Dealers fear that if they complete tradein deals that involve clunkers, they won't get reimbursed for vehicles whose engines they have already had to disable under the rules.
The White House statement attempted to reassure dealers that all valid tradeins would be reimbursed. "Auto dealers and consumers should have confidence that all valid CARS transactions that have taken place to-date will be honored," said last night's statement.
Some have called the program a highlight of the Administration's various stimulus efforts. "This is simply the most stimulative $1 billion the federal government has spent during the entire economic downturn," said Representative Candice Miller (R-MI).
Rules: 22 mpg or more for cars
Under the program, owners of 1984-2002 vehicles with a combined EPA mileage rating of 18 miles per gallon or less qualified for a $3,500 voucher towards the purchase of a new car rated at 22 mpg or better.
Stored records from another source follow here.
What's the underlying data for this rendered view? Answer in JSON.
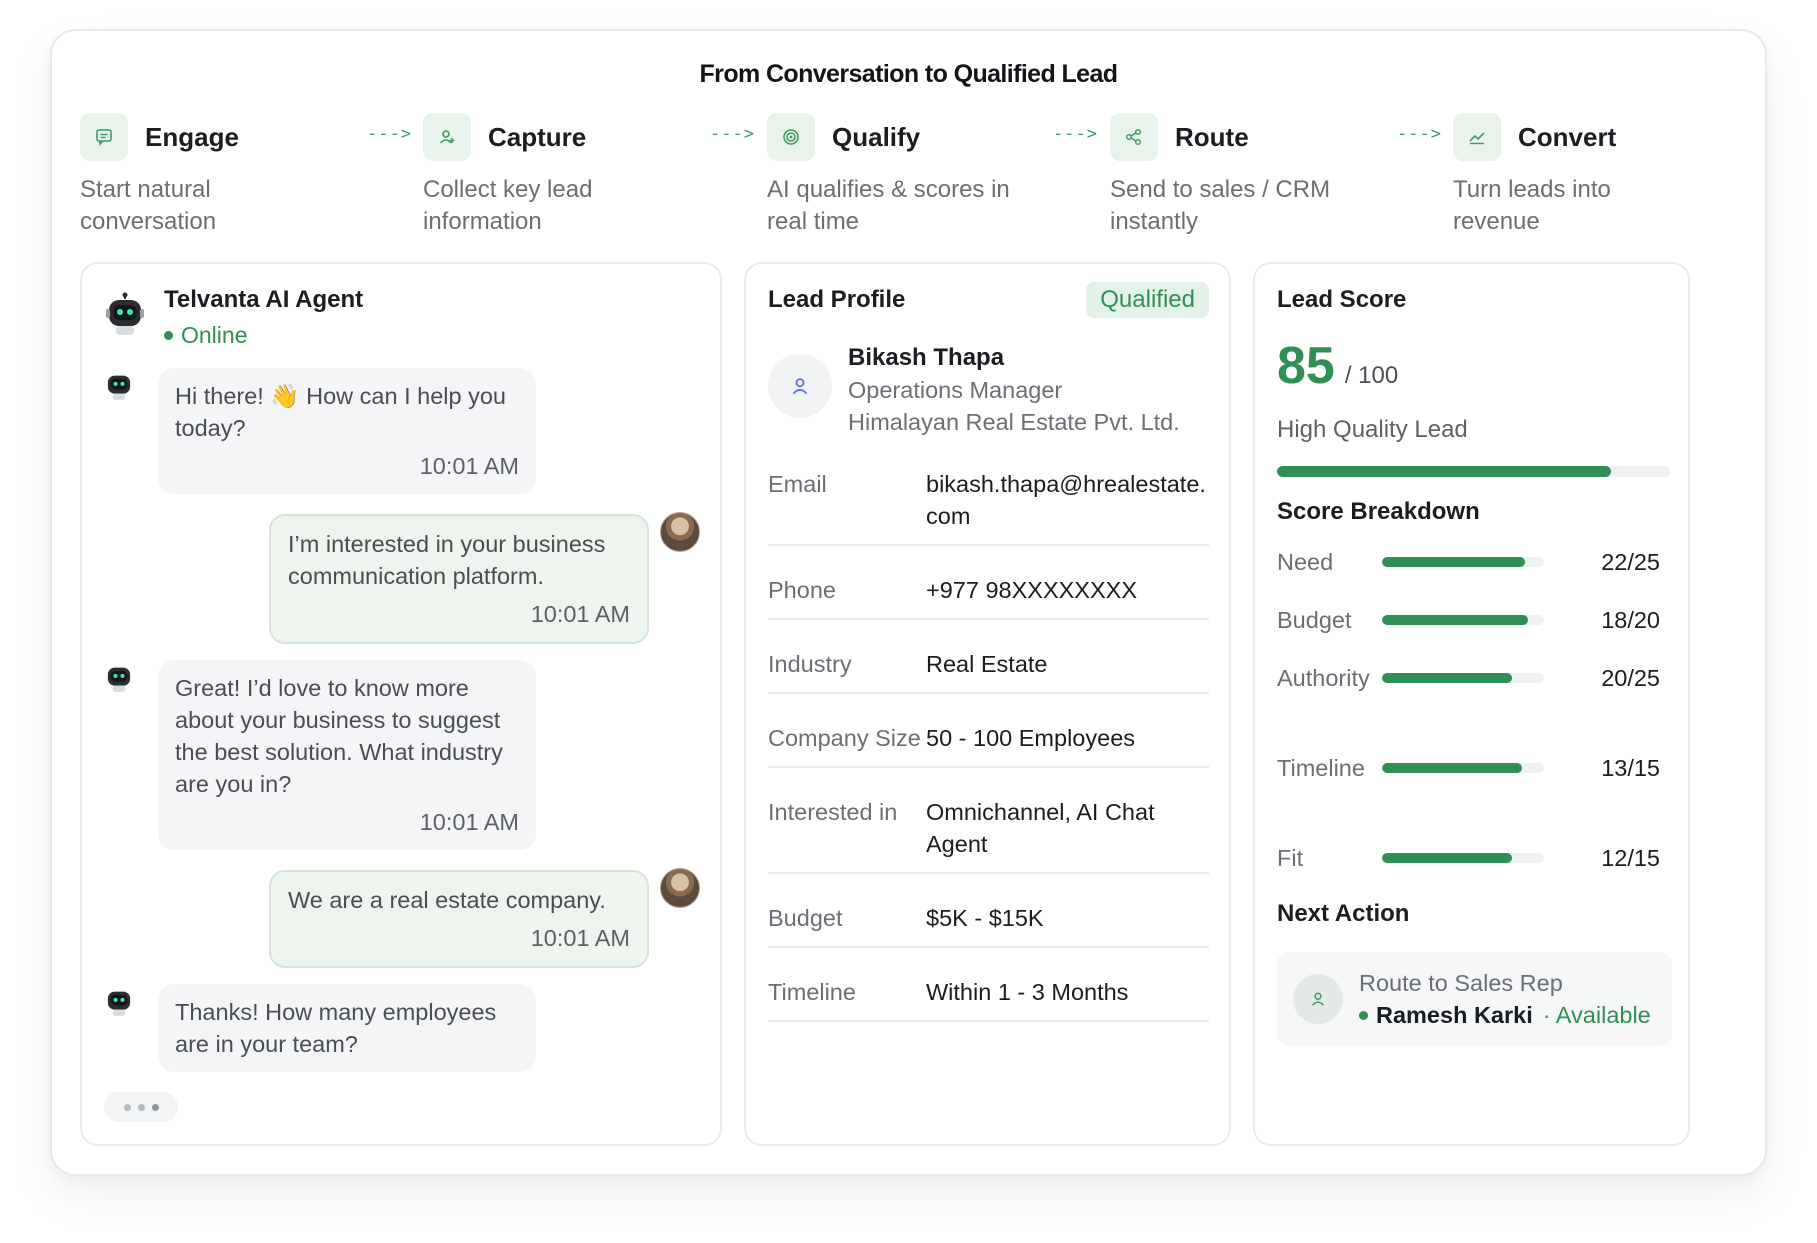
{
  "title": "From Conversation to Qualified Lead",
  "steps": [
    {
      "name": "Engage",
      "desc": "Start natural conversation",
      "icon": "chat-icon"
    },
    {
      "name": "Capture",
      "desc": "Collect key lead information",
      "icon": "user-plus-icon"
    },
    {
      "name": "Qualify",
      "desc": "AI qualifies & scores in real time",
      "icon": "target-icon"
    },
    {
      "name": "Route",
      "desc": "Send to sales / CRM instantly",
      "icon": "share-icon"
    },
    {
      "name": "Convert",
      "desc": "Turn leads into revenue",
      "icon": "trend-icon"
    }
  ],
  "arrow": "--->",
  "chat": {
    "agent_name": "Telvanta AI Agent",
    "status": "Online",
    "messages": [
      {
        "from": "bot",
        "text": "Hi there! 👋 How can I help you today?",
        "time": "10:01 AM"
      },
      {
        "from": "user",
        "text": "I’m interested in your business communication platform.",
        "time": "10:01 AM"
      },
      {
        "from": "bot",
        "text": "Great! I’d love to know more about your business to suggest the best solution. What industry are you in?",
        "time": "10:01 AM"
      },
      {
        "from": "user",
        "text": "We are a real estate company.",
        "time": "10:01 AM"
      },
      {
        "from": "bot",
        "text": "Thanks! How many employees are in your team?",
        "time": ""
      }
    ]
  },
  "profile": {
    "title": "Lead Profile",
    "badge": "Qualified",
    "name": "Bikash Thapa",
    "role": "Operations Manager",
    "company": "Himalayan Real Estate Pvt. Ltd.",
    "rows": [
      {
        "k": "Email",
        "v": "bikash.thapa@hrealestate.com"
      },
      {
        "k": "Phone",
        "v": "+977 98XXXXXXXX"
      },
      {
        "k": "Industry",
        "v": "Real Estate"
      },
      {
        "k": "Company Size",
        "v": "50 - 100 Employees"
      },
      {
        "k": "Interested in",
        "v": "Omnichannel, AI Chat Agent"
      },
      {
        "k": "Budget",
        "v": "$5K - $15K"
      },
      {
        "k": "Timeline",
        "v": "Within 1 - 3 Months"
      }
    ]
  },
  "score": {
    "title": "Lead Score",
    "value": "85",
    "max": "/ 100",
    "fraction": 0.85,
    "label": "High Quality Lead",
    "breakdown_title": "Score Breakdown",
    "breakdown": [
      {
        "name": "Need",
        "value": "22/25",
        "fraction": 0.88
      },
      {
        "name": "Budget",
        "value": "18/20",
        "fraction": 0.9
      },
      {
        "name": "Authority",
        "value": "20/25",
        "fraction": 0.8
      },
      {
        "name": "Timeline",
        "value": "13/15",
        "fraction": 0.867
      },
      {
        "name": "Fit",
        "value": "12/15",
        "fraction": 0.8
      }
    ],
    "next_title": "Next Action",
    "next_line1": "Route to Sales Rep",
    "next_rep": "Ramesh Karki",
    "next_status": "· Available"
  },
  "colors": {
    "accent": "#2f8f55",
    "accent_light": "#e8f3ec"
  }
}
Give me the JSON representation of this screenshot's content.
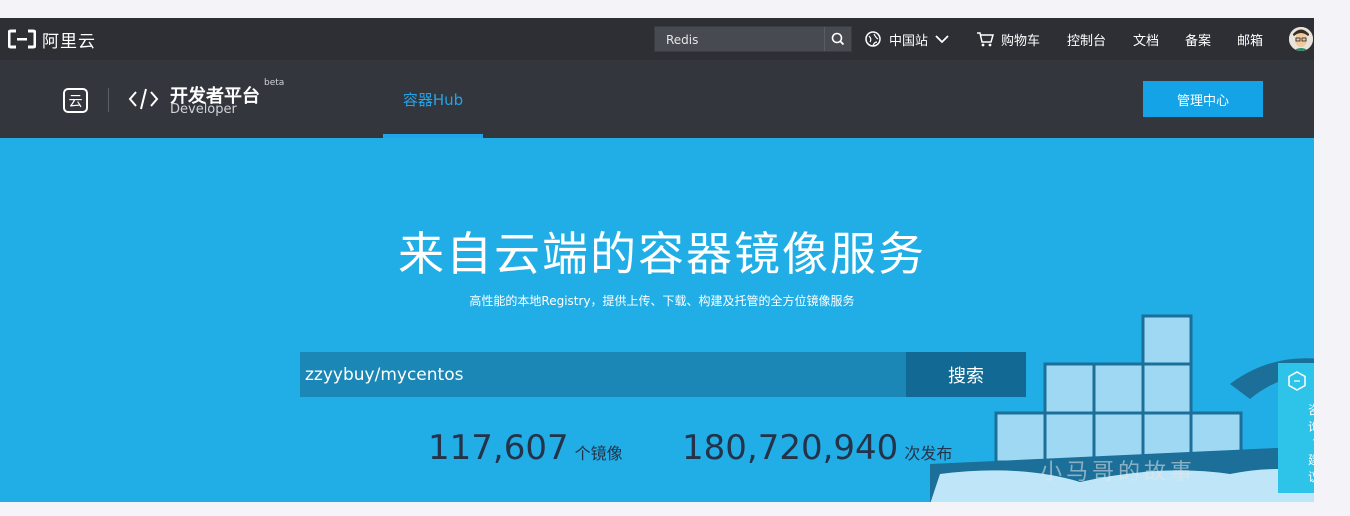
{
  "topbar": {
    "brand": "阿里云",
    "search_placeholder": "Redis",
    "region": "中国站",
    "cart": "购物车",
    "console": "控制台",
    "docs": "文档",
    "filing": "备案",
    "mail": "邮箱"
  },
  "subheader": {
    "title": "开发者平台",
    "subtitle": "Developer",
    "badge": "beta",
    "tab": "容器Hub",
    "manage_button": "管理中心"
  },
  "hero": {
    "title": "来自云端的容器镜像服务",
    "subtitle": "高性能的本地Registry，提供上传、下载、构建及托管的全方位镜像服务",
    "search_value": "zzyybuy/mycentos",
    "search_button": "搜索"
  },
  "stats": [
    {
      "value": "117,607",
      "unit": "个镜像"
    },
    {
      "value": "180,720,940",
      "unit": "次发布"
    }
  ],
  "float_widget": {
    "line1": "咨",
    "line2": "询",
    "dot": "·",
    "line3": "建",
    "line4": "议"
  },
  "colors": {
    "topbar": "#2d2f34",
    "subbar": "#34363d",
    "hero": "#21aee6",
    "accent": "#13a3e6"
  }
}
The maximum voucher of $4,500 was available to those who bought cars rated at 10 mpg (or more) higher than the tradein.
Trucks used a different system; the replacement had to be rated at 18 mpg or better, and also be 2 mpg more efficient than the tradein to qualify for a $3,500 voucher. Improving mileage by 5 mpg or more garnered the full $4,500.
TheCarConnection.com will update this story during the day as news develops. Check back often if you're considering trading in your clunker.
1994 Buick Park Avenue, by Flickr user Rienk MebiusEnlarge Photo